_Data extracted from a collection_
-*-*-
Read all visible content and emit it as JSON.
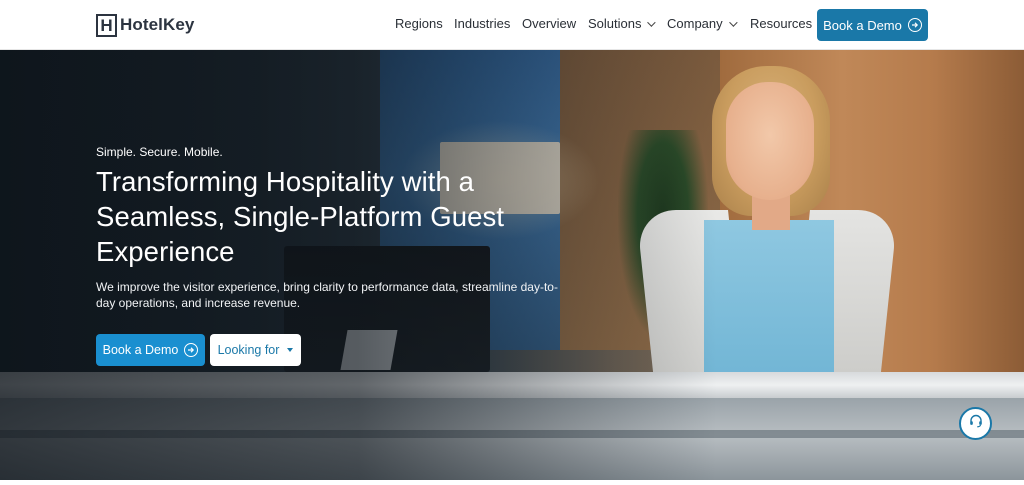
{
  "brand": {
    "logo_letter": "H",
    "name": "HotelKey"
  },
  "nav": {
    "items": [
      {
        "label": "Regions"
      },
      {
        "label": "Industries"
      },
      {
        "label": "Overview"
      },
      {
        "label": "Solutions"
      },
      {
        "label": "Company"
      },
      {
        "label": "Resources"
      }
    ],
    "cta_label": "Book a Demo"
  },
  "hero": {
    "tagline": "Simple. Secure. Mobile.",
    "headline": "Transforming Hospitality with a Seamless, Single-Platform Guest Experience",
    "subtext": "We improve the visitor experience, bring clarity to performance data, streamline day-to-day operations, and increase revenue.",
    "primary_button": "Book a Demo",
    "dropdown_label": "Looking for"
  },
  "colors": {
    "brand_blue": "#1a78a8",
    "hero_button_blue": "#1a8fd0",
    "logo_dark": "#2c3440"
  },
  "icons": {
    "cta_arrow": "arrow-circle-right-icon",
    "support": "headset-support-icon",
    "dropdown": "caret-down-icon"
  }
}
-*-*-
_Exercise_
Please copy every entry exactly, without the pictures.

_Task response_
Read all visible content and emit it as JSON.
{
  "brand": {
    "logo_letter": "H",
    "name": "HotelKey"
  },
  "nav": {
    "items": [
      {
        "label": "Regions"
      },
      {
        "label": "Industries"
      },
      {
        "label": "Overview"
      },
      {
        "label": "Solutions"
      },
      {
        "label": "Company"
      },
      {
        "label": "Resources"
      }
    ],
    "cta_label": "Book a Demo"
  },
  "hero": {
    "tagline": "Simple. Secure. Mobile.",
    "headline": "Transforming Hospitality with a Seamless, Single-Platform Guest Experience",
    "subtext": "We improve the visitor experience, bring clarity to performance data, streamline day-to-day operations, and increase revenue.",
    "primary_button": "Book a Demo",
    "dropdown_label": "Looking for"
  },
  "colors": {
    "brand_blue": "#1a78a8",
    "hero_button_blue": "#1a8fd0",
    "logo_dark": "#2c3440"
  },
  "icons": {
    "cta_arrow": "arrow-circle-right-icon",
    "support": "headset-support-icon",
    "dropdown": "caret-down-icon"
  }
}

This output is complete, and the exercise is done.